I got my first degrees in the United States more than twenty years ago, a Bachelor of Arts in Economics and Japanese Studies from Wellesley College in 1993 and a Masters of Education in Elementary Education from Boston University in 1996. Some skills are transferable to my current studies but there are vast differences that will take getting used to.
Academic reading, research and writing skills are coming back to me, with a bit of help brushing up from the ALLaN team and other resources. The biggest changes to cope with are the differences borne of the online mode of study. In my former courses, I was a 100% faithful lecture, seminar and section attendee. I may not always have done all of the readings, but boy! did I participate in discussions and listen avidly and attentively to what my professors shared. That face-to-face interaction with course material was my primary learning environment. I am currently struggling with the digital replacements for that atmosphere and interaction.
I am lucky to have gathered together with a small band of classmates to form a study and support group via Facebook and Facebook Messenger. That has been a critical help when starting to nut out the requirements of assessment tasks or navigate the technicalities of blog setup and forum access. With a bit of luck and a small investment of time and transportation money, I should be able to meet one of the gang in Sydney later this week, score! While it does not quite replicate the camaraderie of late night dorm-room chats or trading war stories about ongoing teaching practica while trying to finish off readings before the professor entered the classroom – it is more than satisfactory and I feel real connections forming.

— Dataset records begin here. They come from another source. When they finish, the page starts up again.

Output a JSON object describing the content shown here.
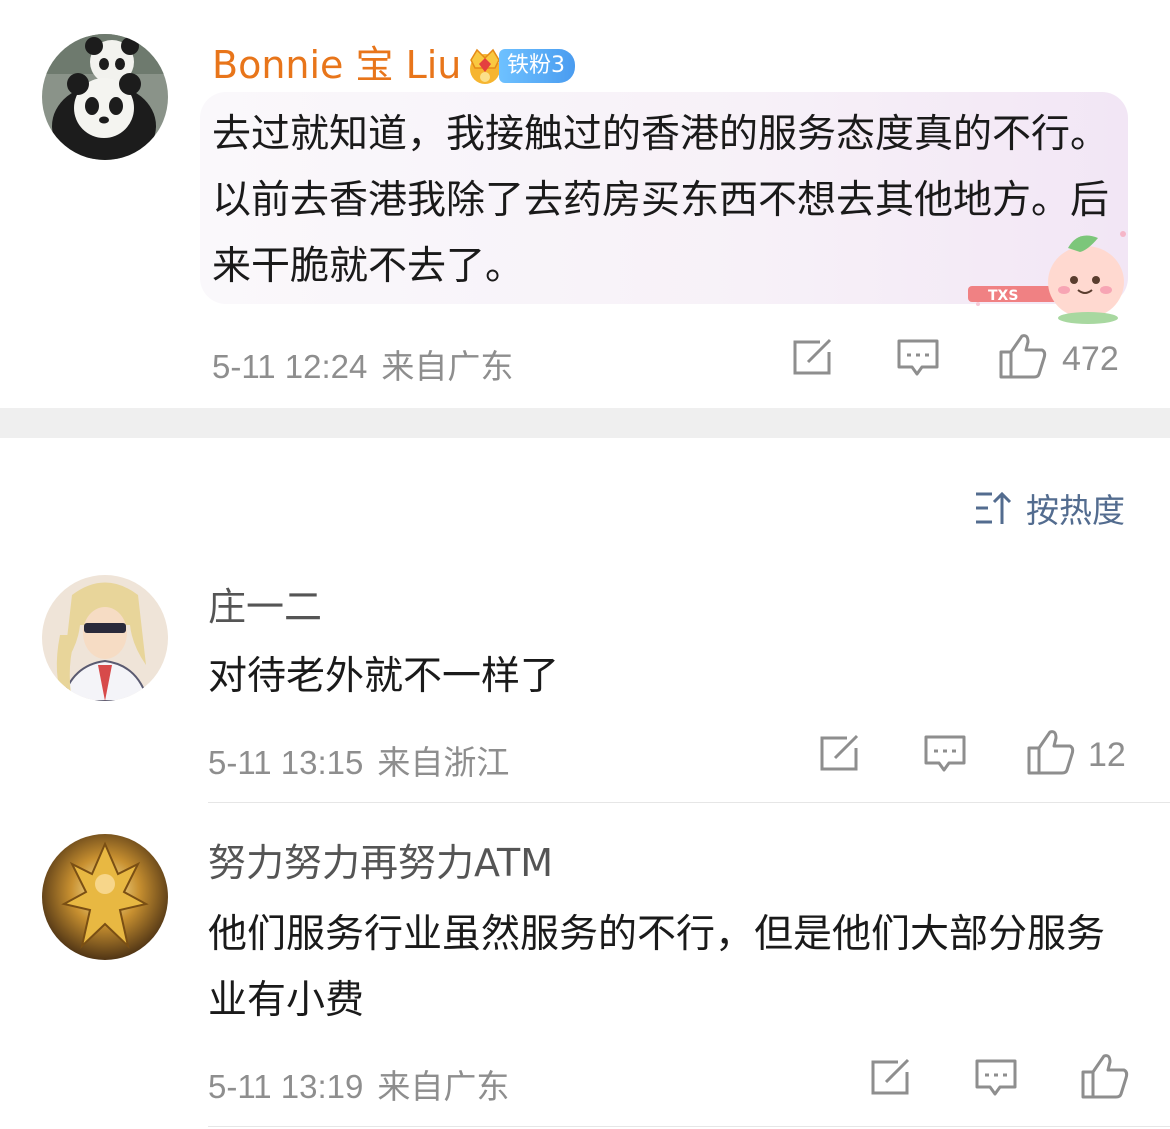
{
  "comments": [
    {
      "username": "Bonnie 宝 Liu",
      "username_color": "#e8751a",
      "badge": "铁粉3",
      "avatar": "panda-avatar",
      "content": "去过就知道，我接触过的香港的服务态度真的不行。以前去香港我除了去药房买东西不想去其他地方。后来干脆就不去了。",
      "time": "5-11 12:24",
      "location": "来自广东",
      "likes": "472"
    },
    {
      "username": "庄一二",
      "avatar": "anime-character-avatar",
      "content": "对待老外就不一样了",
      "time": "5-11 13:15",
      "location": "来自浙江",
      "likes": "12"
    },
    {
      "username": "努力努力再努力ATM",
      "avatar": "golden-warrior-avatar",
      "content": "他们服务行业虽然服务的不行，但是他们大部分服务业有小费",
      "time": "5-11 13:19",
      "location": "来自广东",
      "likes": ""
    }
  ],
  "sort": {
    "label": "按热度"
  },
  "colors": {
    "meta_gray": "#8e8e8e",
    "sort_blue": "#536c8f",
    "separator": "#efefef"
  }
}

The area that I feel suffers the most by removal to the virtual plane is the classroom discussion. I appreciate the care that has gone into the crafting of the Discussion Forum platform, but I feel it is likely to stall discussion more than encourage it. In the classroom, when speaking, you can refer to readings without having to reference them. This lets you engage with the ideas in a more spontaneous and organic fashion. The synergy of bouncing ideas back and forth between discussants and seeing the idea develop and change before your eyes (or ears) falls flat when you need to pore over your APA Style Guide every time you want to incorporate something you have read. It turns a two minute response into a ten minute or more drafting exercise. Great practice for assessment writing, but rather antithetical to spontaneous exchange of thoughts. But here I am belly-aching as I survey the lay of the land from the vast experiential pinnacle of my second official day of classes. Perhaps the time spent drafting and crafting thoughts will refine them and hone my arguments in a way that ad-libbing off-the-cuff in class could not accomplish. Perhaps the practice of drafting discussion responses and blog posts with resource references will transform me into an APA 6th edition referencing wizard – whipping out accurately referenced sources faster than Homer Simpson can polish off a dozen of Springfield’s finest donuts. Only time will tell.